Lesson #1: You should not do your team members’ jobs

One of the biggest reasons why I think I was put in this situation a few weeks ago was because it wasn’t clear to this team member that this was their decision to make. It’s easy to push decisions off to other people, especially when you’re unsure or not confident in your decision-making skills, but when that happens, it’s important as business owners to correct and coach.

I try to make myself available to the team, but I draw the line at doing their job for them, and decision making for the department that they were hired to run is a part of that. I’m always happy to evaluate a few different solutions — that’s the key, though, they have to be solutions and not problems — with team members as reinforcement, and if the decision affects more than just one team or one department, I do want to be involved in those decisions. 

But, presenting some basic context and pulling people in to make decisions who shouldn’t be is where things start to get messy in a business. I see it a lot with the business owners I meet. They pull in their team or even family members and significant others to help make a decision that is literally in their job description to make. And this goes with more junior members of your team, too, which is exactly what I experienced in this recent meeting. 
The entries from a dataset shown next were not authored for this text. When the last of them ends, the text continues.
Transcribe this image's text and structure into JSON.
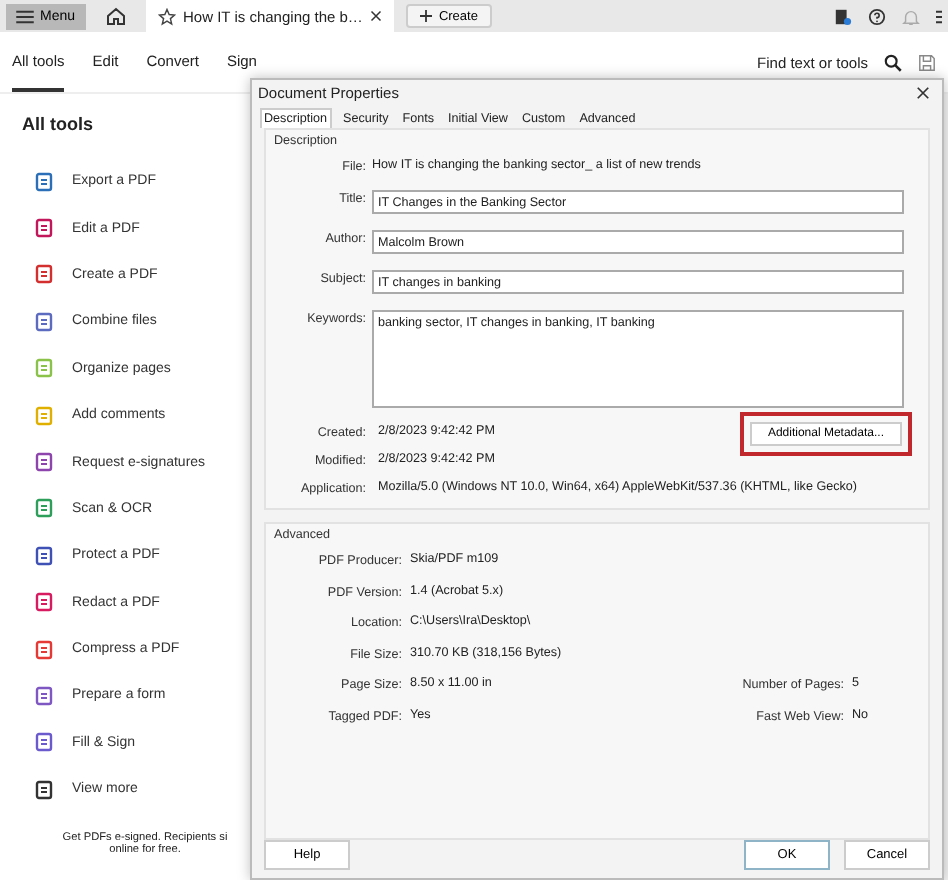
{
  "topbar": {
    "menu": "Menu",
    "tab_title": "How IT is changing the b…",
    "create": "Create"
  },
  "nav": {
    "tabs": [
      {
        "label": "All tools",
        "selected": true
      },
      {
        "label": "Edit",
        "selected": false
      },
      {
        "label": "Convert",
        "selected": false
      },
      {
        "label": "Sign",
        "selected": false
      }
    ],
    "search": "Find text or tools"
  },
  "sidebar": {
    "heading": "All tools",
    "tools": [
      {
        "label": "Export a PDF",
        "color": "#2a6fb8"
      },
      {
        "label": "Edit a PDF",
        "color": "#c2185b"
      },
      {
        "label": "Create a PDF",
        "color": "#d32f2f"
      },
      {
        "label": "Combine files",
        "color": "#5c6bc0"
      },
      {
        "label": "Organize pages",
        "color": "#8bc34a"
      },
      {
        "label": "Add comments",
        "color": "#e0b000"
      },
      {
        "label": "Request e-signatures",
        "color": "#8e44ad"
      },
      {
        "label": "Scan & OCR",
        "color": "#2e9e5b"
      },
      {
        "label": "Protect a PDF",
        "color": "#3f51b5"
      },
      {
        "label": "Redact a PDF",
        "color": "#d81b60"
      },
      {
        "label": "Compress a PDF",
        "color": "#e53935"
      },
      {
        "label": "Prepare a form",
        "color": "#7e57c2"
      },
      {
        "label": "Fill & Sign",
        "color": "#6a5acd"
      },
      {
        "label": "View more",
        "color": "#333333"
      }
    ],
    "promo": [
      "Get PDFs e-signed. Recipients si",
      "online for free."
    ]
  },
  "dialog": {
    "title": "Document Properties",
    "tabs": [
      {
        "label": "Description",
        "selected": true
      },
      {
        "label": "Security",
        "selected": false
      },
      {
        "label": "Fonts",
        "selected": false
      },
      {
        "label": "Initial View",
        "selected": false
      },
      {
        "label": "Custom",
        "selected": false
      },
      {
        "label": "Advanced",
        "selected": false
      }
    ],
    "description": {
      "heading": "Description",
      "file": {
        "label": "File:",
        "value": "How IT is changing the banking sector_ a list of new trends"
      },
      "fields": [
        {
          "label": "Title:",
          "value": "IT Changes in the Banking Sector",
          "kind": "line"
        },
        {
          "label": "Author:",
          "value": "Malcolm Brown",
          "kind": "line"
        },
        {
          "label": "Subject:",
          "value": "IT changes in banking",
          "kind": "line"
        },
        {
          "label": "Keywords:",
          "value": "banking sector, IT changes in banking, IT banking",
          "kind": "area"
        }
      ],
      "info": [
        {
          "label": "Created:",
          "value": "2/8/2023 9:42:42 PM"
        },
        {
          "label": "Modified:",
          "value": "2/8/2023 9:42:42 PM"
        },
        {
          "label": "Application:",
          "value": "Mozilla/5.0 (Windows NT 10.0, Win64, x64) AppleWebKit/537.36 (KHTML, like Gecko)"
        }
      ],
      "metadata_button": "Additional Metadata..."
    },
    "advanced": {
      "heading": "Advanced",
      "rows": [
        {
          "label": "PDF Producer:",
          "value": "Skia/PDF m109"
        },
        {
          "label": "PDF Version:",
          "value": "1.4 (Acrobat 5.x)"
        },
        {
          "label": "Location:",
          "value": "C:\\Users\\Ira\\Desktop\\"
        },
        {
          "label": "File Size:",
          "value": "310.70 KB (318,156 Bytes)"
        },
        {
          "label": "Page Size:",
          "value": "8.50 x 11.00 in",
          "label_2": "Number of Pages:",
          "value_2": "5"
        },
        {
          "label": "Tagged PDF:",
          "value": "Yes",
          "label_2": "Fast Web View:",
          "value_2": "No"
        }
      ]
    },
    "buttons": {
      "help": "Help",
      "ok": "OK",
      "cancel": "Cancel"
    }
  }
}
Ultimately, I told this team member, “No.” This was not my decision to make, it was theirs. And, regardless of who owns this decision, something was missing in the delivery of the request. 

Lesson #2: Effective communication is a learned skill

While this specific decision was absolutely not mine to make, the way in which this team member asked for my decision was a problem, too, and so another crucial conversation presented itself. 

There was absolutely no data given to me. And, if you listen to my podcast or read my blog, you know how I feel about data-driven decision making. It’s absolutely imperative to the success of a business!

This got me thinking about one of the biggest inefficiencies any business can face, and that’s the back-and-forth that happens when decisions are being made across teams and across departments. Whoever is asking me to make a decision doesn’t give me enough data and information to make an informed choice, so I end up going back and forth with this person asking for additional details, which is a waste of time and resources in the long run. 

Many business owners and decision makers face this challenge, too, but, luckily it’s fairly easy to fix. It may feel uncomfortable at first, but instead of asking the questions every time you receive a request to make a decision, try telling the team member, “Hey, you didn’t give me enough information here, so next time you need to provide x, y, and z right at the start so that I can give you a quicker decision without the back and forth.” 

Most of the time, this fixes the issue, and future communication is much more detailed and effective. Team members can’t read your mind, so it’s important to tell them exactly what you need to get them speedy and thoughtful decisions. And, most of the time, they probably don’t even know they’re being unclear, so as a person in a leadership role, it’s your responsibility to point that out and help them grow.

And, by doing this once, your team learns by example. They learn what a key decision maker needs to make decisions, which makes them better equipped to make decisions without you down the road. It also makes them more effective communicators to their peers and management. One simple coaching moment can turn into some crazy time-saving across the business when delivered correctly.

Coach your team to make decisions how you make decisions

If you’re a business owner or leader, you probably feel pretty confident in your decision-making skills already, but your team may not. That’s why it’s important to coach your team on how you make decisions and be very direct with feedback to help them grow and improve.

Interested in more tips to help your business run as effectively as possible? I tackle topics like this and more on my podcast, Building Billions. Check it out!